Of the known Maya archaeological sites in the Maya world, only a handful give direct clues as to the Long Count ending in 2012. Of these, only a single stela bears the actual date December 21, 2012 (or 13 b’aktun, or 188.8.131.52.0). It is written on a damaged stone slab called Tortuguero Monument 6, which resides in a museum basement in Villahermosa, Mexico , off-limits to the public.
There are dozens of inscriptions you can seek out that refer to the Long Count start date of 3114 B.C. and scores more that suggest the importance of the endings of large cycles (k’atuns and b’aktuns), perhaps providing clues as to what the Maya foresaw at the end of 13 b’aktuns.
In addition to messages in hieroglyphics and writing, the physical orientation of structures at archaeological sites (e.g., lining up temples and statues to the solstice sunrise and other celestial events) can have relevance to 2012.
The best example is found at Izapa , where building orientation and inscribed imagery both may point directly to what the Maya calculated would appear in the night sky in December 2012.
Maya hieroglyphics speak of stories, myths, events—and dates.
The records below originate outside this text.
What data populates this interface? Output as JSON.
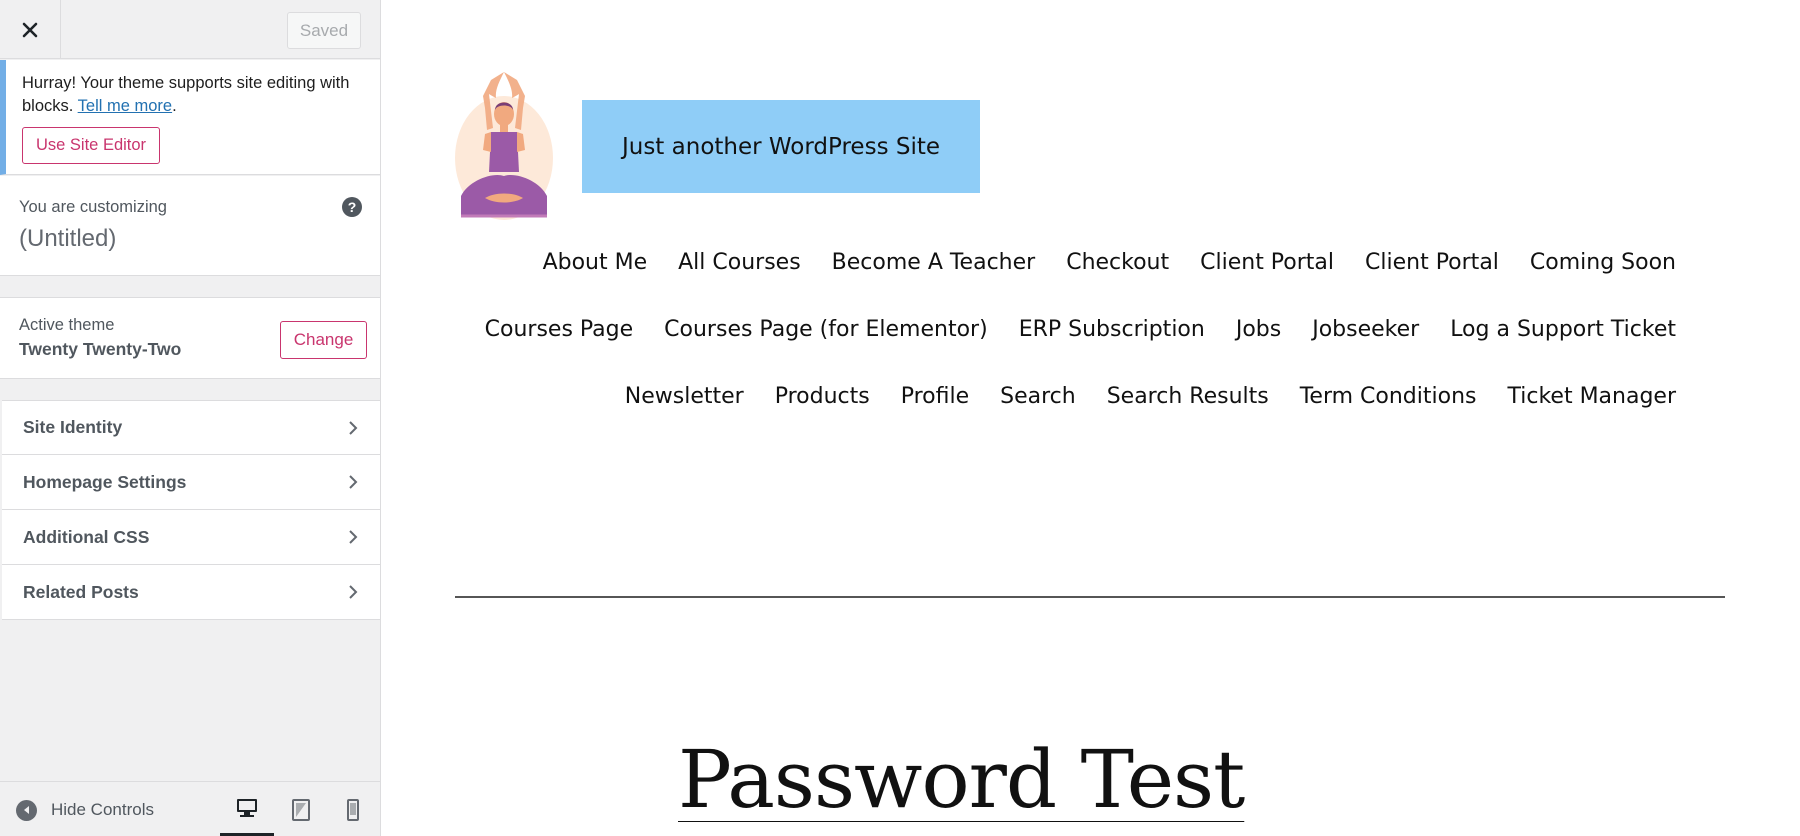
{
  "sidebar": {
    "saved_label": "Saved",
    "notice": {
      "text": "Hurray! Your theme supports site editing with blocks. ",
      "link": "Tell me more",
      "period": ".",
      "button": "Use Site Editor"
    },
    "customizing": {
      "label": "You are customizing",
      "title": "(Untitled)"
    },
    "theme": {
      "label": "Active theme",
      "name": "Twenty Twenty-Two",
      "change": "Change"
    },
    "sections": [
      {
        "label": "Site Identity"
      },
      {
        "label": "Homepage Settings"
      },
      {
        "label": "Additional CSS"
      },
      {
        "label": "Related Posts"
      }
    ],
    "footer": {
      "hide_label": "Hide Controls",
      "active_device": "desktop"
    }
  },
  "preview": {
    "tagline": "Just another WordPress Site",
    "tagline_bg": "#8fcdf7",
    "nav_rows": [
      [
        "About Me",
        "All Courses",
        "Become A Teacher",
        "Checkout",
        "Client Portal",
        "Client Portal",
        "Coming Soon"
      ],
      [
        "Courses Page",
        "Courses Page (for Elementor)",
        "ERP Subscription",
        "Jobs",
        "Jobseeker",
        "Log a Support Ticket"
      ],
      [
        "Newsletter",
        "Products",
        "Profile",
        "Search",
        "Search Results",
        "Term Conditions",
        "Ticket Manager"
      ]
    ],
    "post_title": "Password Test"
  },
  "colors": {
    "accent": "#c9356e",
    "link": "#2271b1",
    "notice_border": "#72aee6"
  }
}
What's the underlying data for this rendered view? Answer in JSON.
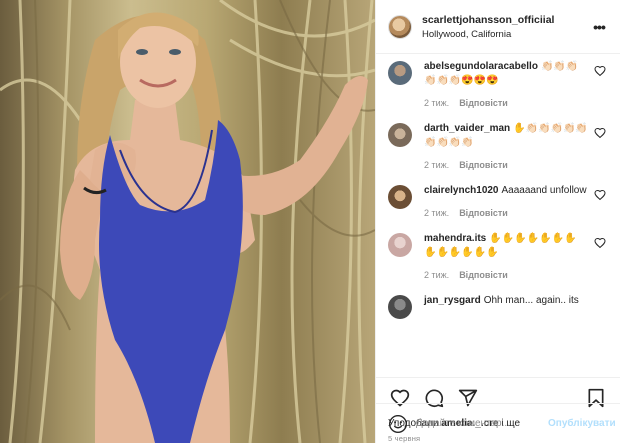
{
  "post": {
    "username": "scarlettjohansson_officiial",
    "location": "Hollywood, California",
    "more_icon": "more-horizontal-icon"
  },
  "comments": [
    {
      "user": "abelsegundolaracabello",
      "text": "👏🏻👏🏻👏🏻👏🏻👏🏻👏🏻😍😍😍",
      "time": "2 тиж.",
      "reply": "Відповісти",
      "avatar_color": "#5a6b7a"
    },
    {
      "user": "darth_vaider_man",
      "text": "✋👏🏻👏🏻👏🏻👏🏻👏🏻👏🏻👏🏻👏🏻👏🏻",
      "time": "2 тиж.",
      "reply": "Відповісти",
      "avatar_color": "#7a6a5a"
    },
    {
      "user": "clairelynch1020",
      "text": "Aaaaaand unfollow",
      "time": "2 тиж.",
      "reply": "Відповісти",
      "avatar_color": "#6b4e35"
    },
    {
      "user": "mahendra.its",
      "text": "✋✋✋✋✋✋✋✋✋✋✋✋✋",
      "time": "2 тиж.",
      "reply": "Відповісти",
      "avatar_color": "#c9a7a3"
    },
    {
      "user": "jan_rysgard",
      "text": "Ohh man... again.. its",
      "time": "",
      "reply": "",
      "avatar_color": "#4a4a4a"
    }
  ],
  "actions": {
    "like_icon": "heart-icon",
    "comment_icon": "comment-icon",
    "share_icon": "send-icon",
    "save_icon": "bookmark-icon"
  },
  "likes": {
    "prefix": "Уподобали ",
    "user": "amelia._.cre",
    "suffix": " і ще"
  },
  "date": "5 червня",
  "add_comment": {
    "placeholder": "Додайте коментар...",
    "post_label": "Опублікувати",
    "smile_icon": "smile-icon"
  }
}
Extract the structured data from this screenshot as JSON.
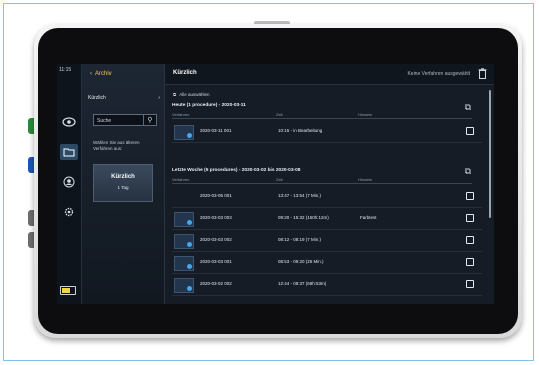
{
  "status": {
    "time": "11:15"
  },
  "nav": {
    "back_label": "Archiv"
  },
  "filter": {
    "row_label": "Kürzlich",
    "search_placeholder": "Suche",
    "hint": "Wählen Sie aus älteren Verfahren aus:",
    "recent_title": "Kürzlich",
    "recent_sub": "1 Tag"
  },
  "main": {
    "title": "Kürzlich",
    "selection_status": "Keine Verfahren ausgewählt",
    "select_all": "Alle auswählen",
    "columns": {
      "procedure": "Verfahren",
      "time": "Zeit",
      "note": "Hinweis"
    },
    "groups": [
      {
        "title": "Heute (1 procedure) - 2020-03-11",
        "rows": [
          {
            "id": "2020-03-11 001",
            "time": "10:15 - in Bearbeitung",
            "note": ""
          }
        ]
      },
      {
        "title": "Letzte Woche (5 procedures) - 2020-03-02 bis 2020-03-08",
        "rows": [
          {
            "id": "2020-03-05 001",
            "time": "13:47 - 13:54 (7 Min.)",
            "note": ""
          },
          {
            "id": "2020-03-03 003",
            "time": "09:20 - 15:32 (150h:12m)",
            "note": "Farbtest"
          },
          {
            "id": "2020-03-03 002",
            "time": "08:12 - 08:19 (7 Min.)",
            "note": ""
          },
          {
            "id": "2020-03-03 001",
            "time": "08:53 - 09:20 (26 Min.)",
            "note": ""
          },
          {
            "id": "2020-03-02 002",
            "time": "12:44 - 09:37 (68h:53m)",
            "note": ""
          }
        ]
      }
    ]
  },
  "icons": [
    "eye-icon",
    "folder-icon",
    "user-icon",
    "gear-icon",
    "battery-icon",
    "search-icon",
    "chevron-left-icon",
    "chevron-right-icon",
    "trash-icon",
    "copy-icon",
    "checkbox-icon"
  ],
  "colors": {
    "accent": "#f5c94c",
    "active_rail": "#2a4a66",
    "background": "#141b24"
  }
}
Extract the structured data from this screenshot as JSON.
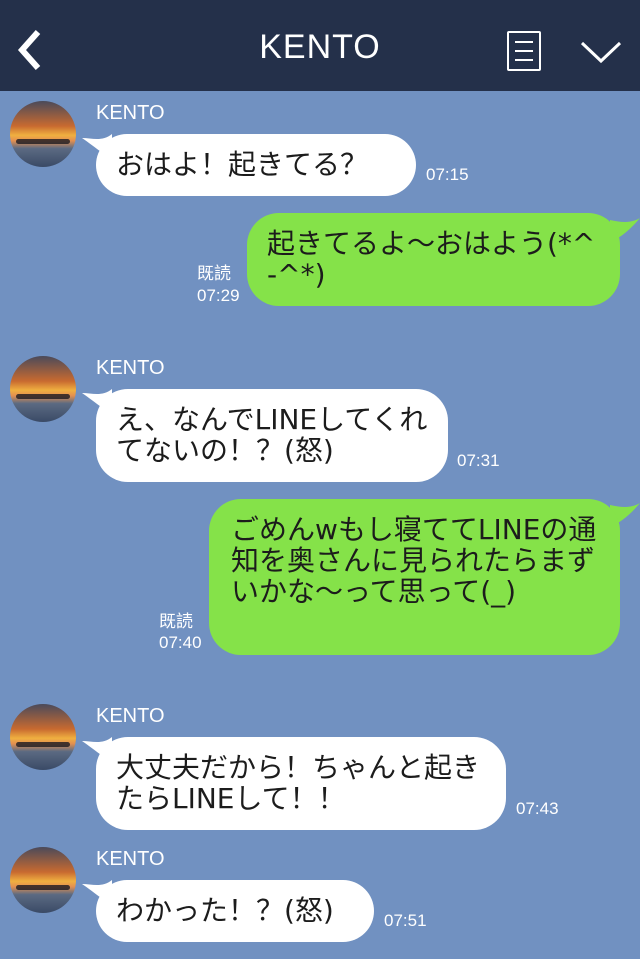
{
  "header": {
    "title": "KENTO",
    "back_icon": "chevron-left-icon",
    "menu_icon": "notes-icon",
    "more_icon": "chevron-down-icon"
  },
  "colors": {
    "background": "#7191c1",
    "header": "#24304a",
    "incoming": "#ffffff",
    "outgoing": "#85e249"
  },
  "messages": [
    {
      "type": "incoming",
      "sender": "KENTO",
      "text": "おはよ！起きてる？",
      "time": "07:15"
    },
    {
      "type": "outgoing",
      "text": "起きてるよ〜おはよう(*^-^*)",
      "read": "既読",
      "time": "07:29"
    },
    {
      "type": "incoming",
      "sender": "KENTO",
      "text": "え、なんでLINEしてくれてないの！？(怒)",
      "time": "07:31"
    },
    {
      "type": "outgoing",
      "text": "ごめんwもし寝ててLINEの通知を奥さんに見られたらまずいかな〜って思って(_)",
      "read": "既読",
      "time": "07:40"
    },
    {
      "type": "incoming",
      "sender": "KENTO",
      "text": "大丈夫だから！ちゃんと起きたらLINEして！！",
      "time": "07:43"
    },
    {
      "type": "incoming",
      "sender": "KENTO",
      "text": "わかった！？(怒)",
      "time": "07:51"
    }
  ]
}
The Maya shared a unique view of time, which they saw as a kind of infinite spiral staircase, as opposed to a simple linear notion. The celestial cycles they observed inspired a system of interlocking calendars of various lengths. Maya daykeepers, as their priests are known, built these cycles within a Long Count, or 5,125-year period of time, which began on August 11, 3114 B.C. The Long Count will end on December 21, 2012.
Within this span of time, any single day exists in the Long Count as a series of five numerical places:
For example, 184.108.40.206.15 (written on Stela 29 in Tikal ) is represented in two columns of glyphs and numbers, accompanied by cues that describe the date’s significance. This numerical set translates as:
These numbers give an exact measure of days after the start of the Long Count, correlating to July 8, A.D. 292, which is considered the beginning of the Classic Period. Entire books are dedicated to explaining the unique and complex base-20 Maya calendar system—Barbara Tedlock’s Time and the Highland Maya is a standard on the subject.
Some believe that another cycle of 13 b’aktuns will begin when the old one ends and that the Long Count, much like a car odometer, will click over to 220.127.116.11.0 on December 21, 2012. Others consider this idea pure conjecture, and argue for an even longer count than five thousand years.
But if the purpose of the Long Count was not to pinpoint a transition at its end, then what was it? Dr. Edwin Barnhart writes about the Maya’s “love of calculating the lowest common multiples and highest common divisors between the celestial cycles they were tracking.” He says, “I believe the Long Count allowed them to tease those temporal conjunctions out and that they viewed them as the hidden synchronicities of the cosmos.”